Neon Museum’s First-Ever National Visiting Artist-in-Residence, San Francisco-based Whitney Lynn, to give Artist’s Talk on Wednesday, June 15

Neon Museum's First-Ever National Visiting Artist-in-Residence, San Francisco-based Whitney Lynn, to give Artist's Talk on Wednesday, June 15
This spring, the Neon Museum issued a first-ever nationwide call for entries to compete for a month-long National Artist residency in Las Vegas.

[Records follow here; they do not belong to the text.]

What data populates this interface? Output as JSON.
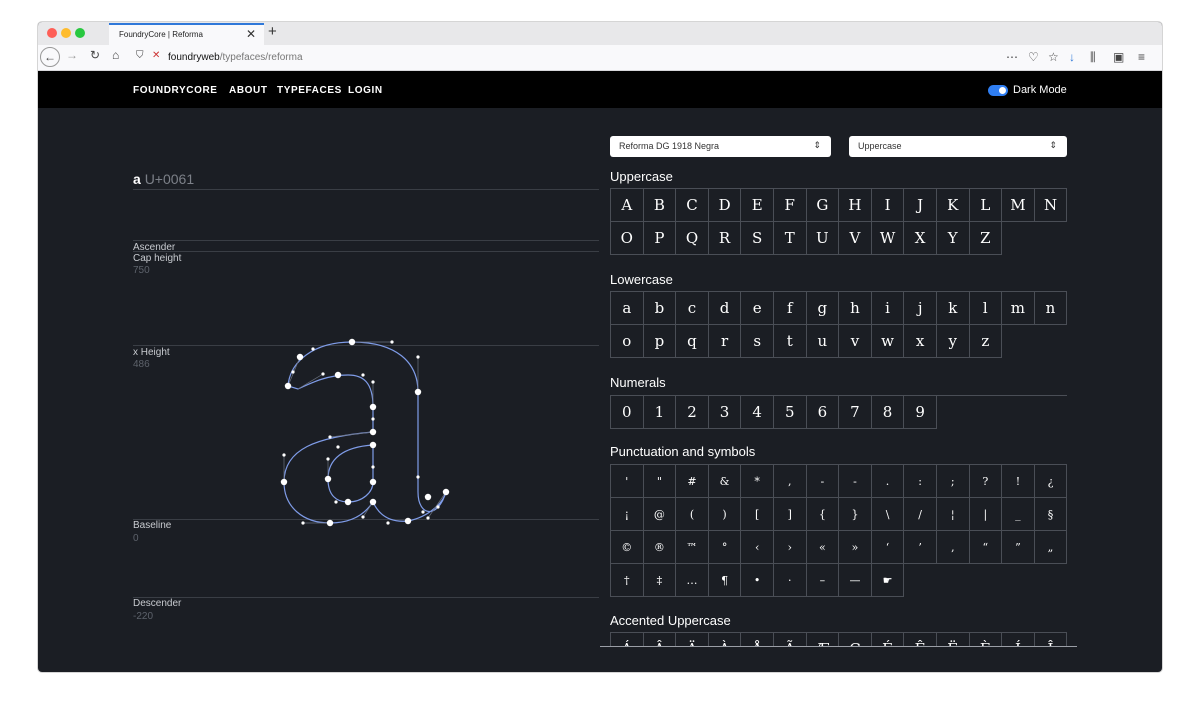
{
  "browser": {
    "tab_title": "FoundryCore | Reforma",
    "url_host": "foundryweb",
    "url_path": "/typefaces/reforma"
  },
  "nav": {
    "brand": "FOUNDRYCORE",
    "about": "ABOUT",
    "typefaces": "TYPEFACES",
    "login": "LOGIN",
    "dark_mode": "Dark Mode"
  },
  "glyph": {
    "char": "a",
    "code": "U+0061"
  },
  "metrics": {
    "ascender": "Ascender",
    "cap_height": "Cap height",
    "cap_height_value": "750",
    "x_height": "x Height",
    "x_height_value": "486",
    "baseline": "Baseline",
    "baseline_value": "0",
    "descender": "Descender",
    "descender_value": "-220"
  },
  "controls": {
    "font_select": "Reforma DG 1918 Negra",
    "set_select": "Uppercase"
  },
  "sections": {
    "uppercase": "Uppercase",
    "lowercase": "Lowercase",
    "numerals": "Numerals",
    "punct": "Punctuation and symbols",
    "accented": "Accented Uppercase"
  },
  "glyphs_uppercase": [
    "A",
    "B",
    "C",
    "D",
    "E",
    "F",
    "G",
    "H",
    "I",
    "J",
    "K",
    "L",
    "M",
    "N",
    "O",
    "P",
    "Q",
    "R",
    "S",
    "T",
    "U",
    "V",
    "W",
    "X",
    "Y",
    "Z"
  ],
  "glyphs_lowercase": [
    "a",
    "b",
    "c",
    "d",
    "e",
    "f",
    "g",
    "h",
    "i",
    "j",
    "k",
    "l",
    "m",
    "n",
    "o",
    "p",
    "q",
    "r",
    "s",
    "t",
    "u",
    "v",
    "w",
    "x",
    "y",
    "z"
  ],
  "glyphs_numerals": [
    "0",
    "1",
    "2",
    "3",
    "4",
    "5",
    "6",
    "7",
    "8",
    "9"
  ],
  "glyphs_punct": [
    "'",
    "\"",
    "#",
    "&",
    "*",
    ",",
    "-",
    "-",
    ".",
    ":",
    ";",
    "?",
    "!",
    "¿",
    "¡",
    "@",
    "(",
    ")",
    "[",
    "]",
    "{",
    "}",
    "\\",
    "/",
    "¦",
    "|",
    "_",
    "§",
    "©",
    "®",
    "™",
    "°",
    "‹",
    "›",
    "«",
    "»",
    "‘",
    "’",
    "‚",
    "“",
    "”",
    "„",
    "†",
    "‡",
    "…",
    "¶",
    "•",
    "·",
    "–",
    "—",
    "☛"
  ],
  "glyphs_accented": [
    "Á",
    "Â",
    "Ä",
    "À",
    "Å",
    "Ã",
    "Æ",
    "Ç",
    "É",
    "Ê",
    "Ë",
    "È",
    "Í",
    "Î"
  ]
}
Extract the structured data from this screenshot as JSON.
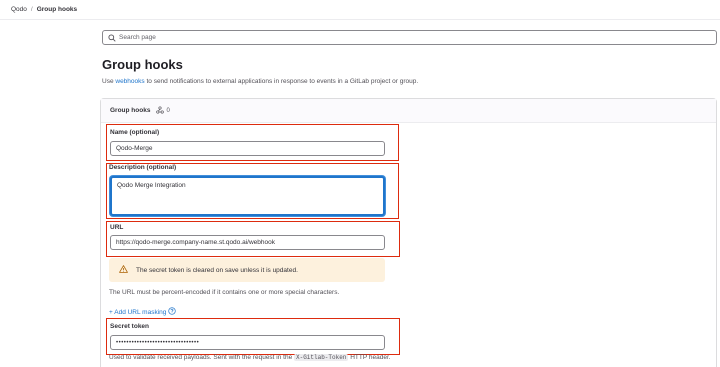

San Francisco-based artist Whitney Lynn was selected from among 20 entrants. 

She will deliver an artist’s talk on Wednesday, June 15, from 6-7:30 p.m. and a studio open house on Thursday, June 30, from 6-8 p.m. Both events are free to the public and will take place at the Neon Museum National Artist in Residence studio space, located at 418 West Mesquite Ave., Suite 130, Las Vegas, Nevada 89106. The residency was made possible through a grant from the National Endowment for the Arts.

“We created the Neon Museum National Artist in Residence program as a way to introduce new perspectives and fresh opportunities for collaboration to the museum and the Las Vegas community,” said Rob McCoy, chief executive officer, Neon Museum. “As a globally relevant arts, education and historic institution, we view this residency as a chance to extend our reach while contributing to the greater cultural dialogue.”

Lynn was selected based on demonstrated artistic excellence, quality and clarity of her proposal, quality and benefit of her proposed public program and demonstrated ability to complete the project within the allotted schedule. Her interest in and past work with vernacular art forms—everything from signage to street performance to fishing lures—made the Neon Museum’s residency opporrtunity appealing. For her residency project, she plans to create a series of large-scale neon gouache drawings that would ultimately serve as plans for new neon works. She plans to work with a local fabricator to produce one physical neon sign from these drawings by the end of the residency.

“Similar to the Neon Museum, in many ways my work ‘rescues’ images from vernacular culture and strives to engage viewers to reconsider their significance through placing them in a new context,” Lynn explains. “I look forward to creating a new project inspired by the iconic signs contained in the Neon Museum’s collection.”

For more information about the Neon Museum’s National Artist in Residence, go to www.neonmuseum.org/happenings or call (702) 387-6366.